The world's largest smartphone manufacturer is troubled. Yesterday, Samsung warned that its third-quarter operating profit could fall as much as 61.8 per cent because of weakness in its largest division, mobile, from which phones account for about 60 per cent of company profits. Smartphone shipments are up slightly, but the money they generate is down substantially.
For Google, the news is mixed blessing. In April 2012, I warned that "Google has lost control of Android" - Samsung's dominance with customised versions of the mobile operating system being major reason. Big G effectively responded by separating core apps and services from Android, spreading them out across versions and better unifying the user experience. Still, Samsung's TouchWiz UI is the main way tens of millions of people experience Android every day. The South Korean company's problems could eventually be good for Google, but will they benefit Android or pull it down?
I rarely quote from press releases, but Samsung's statement is too chilling to ignore:

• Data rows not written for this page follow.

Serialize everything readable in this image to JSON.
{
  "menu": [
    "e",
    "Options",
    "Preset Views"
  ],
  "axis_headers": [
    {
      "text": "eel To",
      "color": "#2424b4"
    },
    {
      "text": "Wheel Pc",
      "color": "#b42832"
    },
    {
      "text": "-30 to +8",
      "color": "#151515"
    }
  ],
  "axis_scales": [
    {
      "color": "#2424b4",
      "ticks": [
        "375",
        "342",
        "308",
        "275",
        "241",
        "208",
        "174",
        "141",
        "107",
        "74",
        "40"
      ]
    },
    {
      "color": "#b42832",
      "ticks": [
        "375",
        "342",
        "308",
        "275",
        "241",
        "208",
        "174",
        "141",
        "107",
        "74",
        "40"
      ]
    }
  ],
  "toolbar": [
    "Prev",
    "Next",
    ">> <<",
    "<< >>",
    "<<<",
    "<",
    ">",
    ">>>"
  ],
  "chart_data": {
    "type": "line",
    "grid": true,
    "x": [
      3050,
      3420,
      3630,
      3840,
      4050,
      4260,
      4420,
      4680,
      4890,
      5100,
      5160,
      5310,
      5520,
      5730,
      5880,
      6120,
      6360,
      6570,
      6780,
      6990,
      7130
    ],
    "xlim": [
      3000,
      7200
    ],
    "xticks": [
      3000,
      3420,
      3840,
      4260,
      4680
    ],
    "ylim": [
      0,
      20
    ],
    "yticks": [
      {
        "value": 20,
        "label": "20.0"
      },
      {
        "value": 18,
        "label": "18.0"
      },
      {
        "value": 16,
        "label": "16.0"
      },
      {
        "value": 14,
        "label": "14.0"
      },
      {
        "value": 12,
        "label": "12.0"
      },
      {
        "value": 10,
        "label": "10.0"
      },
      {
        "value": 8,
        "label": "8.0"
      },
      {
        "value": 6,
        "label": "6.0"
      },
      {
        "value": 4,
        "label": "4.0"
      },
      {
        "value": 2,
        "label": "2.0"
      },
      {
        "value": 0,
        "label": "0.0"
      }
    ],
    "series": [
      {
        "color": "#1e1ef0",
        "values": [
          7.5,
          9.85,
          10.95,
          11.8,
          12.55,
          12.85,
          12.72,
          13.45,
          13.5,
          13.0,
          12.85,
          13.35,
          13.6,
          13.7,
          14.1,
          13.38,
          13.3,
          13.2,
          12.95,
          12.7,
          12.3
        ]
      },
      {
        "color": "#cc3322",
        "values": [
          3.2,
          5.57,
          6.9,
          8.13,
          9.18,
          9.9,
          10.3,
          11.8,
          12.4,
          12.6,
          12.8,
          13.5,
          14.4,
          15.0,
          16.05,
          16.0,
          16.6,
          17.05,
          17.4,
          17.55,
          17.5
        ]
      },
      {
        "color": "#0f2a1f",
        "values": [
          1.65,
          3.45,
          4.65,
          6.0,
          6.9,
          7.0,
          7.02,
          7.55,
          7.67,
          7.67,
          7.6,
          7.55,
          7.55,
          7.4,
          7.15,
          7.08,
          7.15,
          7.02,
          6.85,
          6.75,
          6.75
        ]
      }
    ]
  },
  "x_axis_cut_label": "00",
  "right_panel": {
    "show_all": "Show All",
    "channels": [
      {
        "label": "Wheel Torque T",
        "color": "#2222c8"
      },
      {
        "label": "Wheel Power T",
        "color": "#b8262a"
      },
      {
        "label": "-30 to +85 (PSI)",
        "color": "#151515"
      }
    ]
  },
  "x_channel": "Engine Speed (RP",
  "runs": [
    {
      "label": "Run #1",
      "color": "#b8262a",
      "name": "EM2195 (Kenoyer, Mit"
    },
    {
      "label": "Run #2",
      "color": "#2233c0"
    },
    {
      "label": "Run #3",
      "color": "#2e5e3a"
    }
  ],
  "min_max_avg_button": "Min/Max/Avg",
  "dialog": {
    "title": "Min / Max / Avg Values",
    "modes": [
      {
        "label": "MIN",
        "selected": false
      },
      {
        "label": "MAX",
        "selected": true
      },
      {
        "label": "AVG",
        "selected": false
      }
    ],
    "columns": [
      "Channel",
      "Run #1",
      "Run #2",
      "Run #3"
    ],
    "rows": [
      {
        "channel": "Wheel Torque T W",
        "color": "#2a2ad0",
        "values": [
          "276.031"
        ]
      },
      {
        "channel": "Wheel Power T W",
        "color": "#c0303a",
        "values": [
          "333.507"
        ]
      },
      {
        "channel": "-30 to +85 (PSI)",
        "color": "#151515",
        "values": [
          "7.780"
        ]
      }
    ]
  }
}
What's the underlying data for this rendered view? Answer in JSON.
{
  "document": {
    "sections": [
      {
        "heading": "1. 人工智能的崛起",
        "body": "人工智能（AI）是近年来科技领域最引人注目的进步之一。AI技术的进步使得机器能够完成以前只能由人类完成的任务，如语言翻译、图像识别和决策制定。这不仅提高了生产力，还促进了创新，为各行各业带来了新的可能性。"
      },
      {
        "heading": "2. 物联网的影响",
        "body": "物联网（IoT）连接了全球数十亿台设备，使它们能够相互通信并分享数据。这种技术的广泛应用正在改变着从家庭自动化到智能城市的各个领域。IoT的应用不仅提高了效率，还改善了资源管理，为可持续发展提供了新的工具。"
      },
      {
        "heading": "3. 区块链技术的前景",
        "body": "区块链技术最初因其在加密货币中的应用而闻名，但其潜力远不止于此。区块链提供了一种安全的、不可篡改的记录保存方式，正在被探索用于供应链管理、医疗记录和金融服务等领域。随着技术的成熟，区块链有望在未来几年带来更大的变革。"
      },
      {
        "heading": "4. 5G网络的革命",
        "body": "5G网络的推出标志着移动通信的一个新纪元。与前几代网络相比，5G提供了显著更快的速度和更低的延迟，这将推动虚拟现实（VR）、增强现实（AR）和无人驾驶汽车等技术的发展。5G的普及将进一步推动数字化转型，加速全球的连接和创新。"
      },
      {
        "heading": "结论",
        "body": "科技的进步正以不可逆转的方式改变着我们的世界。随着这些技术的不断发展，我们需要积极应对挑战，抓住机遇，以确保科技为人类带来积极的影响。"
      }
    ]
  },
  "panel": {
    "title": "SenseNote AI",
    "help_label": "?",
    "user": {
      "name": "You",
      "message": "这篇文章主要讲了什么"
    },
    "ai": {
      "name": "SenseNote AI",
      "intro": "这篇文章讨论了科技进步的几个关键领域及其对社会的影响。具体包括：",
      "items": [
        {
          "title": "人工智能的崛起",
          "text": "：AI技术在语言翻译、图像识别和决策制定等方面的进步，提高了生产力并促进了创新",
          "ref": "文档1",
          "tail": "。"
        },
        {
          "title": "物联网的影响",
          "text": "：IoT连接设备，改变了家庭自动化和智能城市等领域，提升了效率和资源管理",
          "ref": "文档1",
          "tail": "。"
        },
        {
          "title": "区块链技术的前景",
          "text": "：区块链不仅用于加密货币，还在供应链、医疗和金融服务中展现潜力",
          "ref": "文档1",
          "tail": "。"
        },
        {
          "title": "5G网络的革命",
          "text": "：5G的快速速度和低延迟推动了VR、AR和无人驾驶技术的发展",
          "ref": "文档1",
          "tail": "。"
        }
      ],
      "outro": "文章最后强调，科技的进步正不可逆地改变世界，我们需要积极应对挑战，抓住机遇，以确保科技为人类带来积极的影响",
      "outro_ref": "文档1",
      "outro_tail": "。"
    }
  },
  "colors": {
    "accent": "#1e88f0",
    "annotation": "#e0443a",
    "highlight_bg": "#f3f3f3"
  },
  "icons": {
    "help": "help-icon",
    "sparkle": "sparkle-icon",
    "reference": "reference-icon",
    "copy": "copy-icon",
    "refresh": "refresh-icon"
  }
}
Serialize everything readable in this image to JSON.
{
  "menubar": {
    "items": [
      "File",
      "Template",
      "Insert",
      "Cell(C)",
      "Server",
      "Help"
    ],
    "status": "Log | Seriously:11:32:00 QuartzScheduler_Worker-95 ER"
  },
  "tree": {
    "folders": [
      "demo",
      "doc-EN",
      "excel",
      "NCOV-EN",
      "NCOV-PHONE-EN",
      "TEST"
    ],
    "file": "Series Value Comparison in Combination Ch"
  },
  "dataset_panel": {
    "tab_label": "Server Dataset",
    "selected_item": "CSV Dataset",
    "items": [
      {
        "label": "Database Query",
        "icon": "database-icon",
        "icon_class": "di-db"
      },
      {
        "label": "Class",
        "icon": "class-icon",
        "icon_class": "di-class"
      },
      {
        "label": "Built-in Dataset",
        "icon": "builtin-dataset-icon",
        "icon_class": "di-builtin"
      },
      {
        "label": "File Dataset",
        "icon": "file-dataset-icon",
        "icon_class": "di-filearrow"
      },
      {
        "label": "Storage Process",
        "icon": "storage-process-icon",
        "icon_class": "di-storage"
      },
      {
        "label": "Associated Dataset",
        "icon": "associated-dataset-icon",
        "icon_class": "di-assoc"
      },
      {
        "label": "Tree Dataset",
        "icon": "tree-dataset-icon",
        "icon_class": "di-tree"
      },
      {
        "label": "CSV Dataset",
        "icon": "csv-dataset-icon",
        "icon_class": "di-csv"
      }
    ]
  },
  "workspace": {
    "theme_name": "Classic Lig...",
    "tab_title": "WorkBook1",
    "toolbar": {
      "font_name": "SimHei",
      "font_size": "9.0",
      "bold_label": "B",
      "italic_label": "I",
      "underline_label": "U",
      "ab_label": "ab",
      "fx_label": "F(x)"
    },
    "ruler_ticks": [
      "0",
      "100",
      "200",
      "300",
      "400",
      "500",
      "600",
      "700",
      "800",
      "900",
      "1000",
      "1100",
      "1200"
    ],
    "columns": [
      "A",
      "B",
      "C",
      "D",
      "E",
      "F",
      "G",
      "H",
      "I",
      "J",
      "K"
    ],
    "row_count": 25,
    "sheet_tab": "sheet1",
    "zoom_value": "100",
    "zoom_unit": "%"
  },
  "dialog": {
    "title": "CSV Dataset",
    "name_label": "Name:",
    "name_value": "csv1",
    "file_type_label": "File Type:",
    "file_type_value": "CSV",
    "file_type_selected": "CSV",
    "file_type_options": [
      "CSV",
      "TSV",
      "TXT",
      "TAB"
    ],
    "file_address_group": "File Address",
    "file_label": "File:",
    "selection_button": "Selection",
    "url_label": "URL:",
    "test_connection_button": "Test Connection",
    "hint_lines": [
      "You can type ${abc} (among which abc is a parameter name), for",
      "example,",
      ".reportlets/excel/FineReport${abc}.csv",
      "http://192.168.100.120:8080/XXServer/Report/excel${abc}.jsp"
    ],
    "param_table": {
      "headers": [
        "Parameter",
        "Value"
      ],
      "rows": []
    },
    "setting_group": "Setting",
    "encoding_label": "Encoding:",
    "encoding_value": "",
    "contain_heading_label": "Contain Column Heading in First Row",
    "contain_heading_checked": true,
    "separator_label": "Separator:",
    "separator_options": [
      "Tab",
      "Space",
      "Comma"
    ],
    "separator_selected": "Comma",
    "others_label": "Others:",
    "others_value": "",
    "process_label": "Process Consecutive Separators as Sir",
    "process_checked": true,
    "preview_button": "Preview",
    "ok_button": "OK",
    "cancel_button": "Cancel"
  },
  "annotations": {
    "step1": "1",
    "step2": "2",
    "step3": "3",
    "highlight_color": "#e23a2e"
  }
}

Third quarter global phone sales or shipment data isn't yet available from major analysts, but Samsung's retreat is obvious from past stats. For example, during Q2, Samsung smartphone shipments fell 7 points to 24.9 per cent year over year, according to IDC. Apple ranked second with 11.7 per cent share. Samsung shipments topped 74 million smartphones - or more than twice Apple (35.1 million).
The Chinese Connection
Meanwhile, the "Other" category, which includes some Chinese name and white-box manufacturers, rose by about the same number - 40.7 per cent to 46.7 per cent - while Huawei and Lenovo both gained share. I single out smartphones, which is the fastest-growing and now largest handset segment. In its home market of China, Xiaomi's smartphone share surged ahead of Samsung - 14 per cent to 12 per cent, according to Canalys.
"As the death of the feature phone approaches more rapidly than before, it is the Chinese vendors that are ready to usher emerging market consumers into smartphones", Melissa Chau, IDC senior research manager, said in July. "The offer of smartphones at a much better value than the top global players, but with a stronger build quality and larger scale than local competitors, gives these vendors a precarious competitive advantage."
Despite Q2 signs of Samsung's misfortunes, Android smartphone share rose to 84.7 per cent from 79.6 per cent year over year, according to IDC, again based on shipments. So what's bad for the South Korean manufacturer isn't necessarily bad for Android, right? That's the question public company earnings announcements will answer during the next couple of weeks.
Apple's New Crop
More broadly, the question everyone should ask is: How resurgent is Apple and what does the answer mean for the broader smartphone market? During the first weekend of sales, new iPhone models topped 10 million - in three days that's 55 per cent of Samsung Galaxy S5 sales in three months (18 million, second quarter, IDC). Apple's margins are higher and the company refuses to lower prices even to compete in emerging markets. Apple is, so far, impervious to price wars that damage Samsung profits.
Based on early, unqualified analyst estimates, Apple sold more iPhone 6 and 6 Plus models in the last two weeks of Q3 than Samsung did the Galaxy S5 in all whole second quarter. Rumors resounded for months ahead of Apple's 9 September product launch (sales started 10 days later) and Samsung's warning could mean more than just emerging market competition.
Did rumours stall smartphone sales for other vendors? Samsung is unique for delivering pre-guidance weeks ahead of official earnings. But as the largest smartphone manufacturer, Samsung is the canary in the coal mine. The profit decline signals something.
I strongly suspect Apple will sharply surprise critics and pundits when announcing earnings on 20 October as analysts tabulate third-quarter device data. A resurgent Apple is bad for Android.
Mindshare is as important as market share for platforms around which third parties build other stuff. Profits trickle down, or they appear to and either matters to developers and add-on manufacturers. Then there are all the obvious disadvantages associated with real or even perceived weakness. Samsung signals weakened position and who really wants to associate with a loser?
If Samsung can't sustain smartphone profits, it can't invest as much in marketing and future product development, which is bad for Android - at least in the short term. Measured by market share, the second and third-ranked Android manufacturers are, combined, about even with Apple. So Samsung's decline, by any measure, can't be good for Android.
I rarely violate Betteridge's Law of Headlines, by asking yes or no question. But I see no answer today, just speculation, until the numbers are in and we see where sales went and who profited most.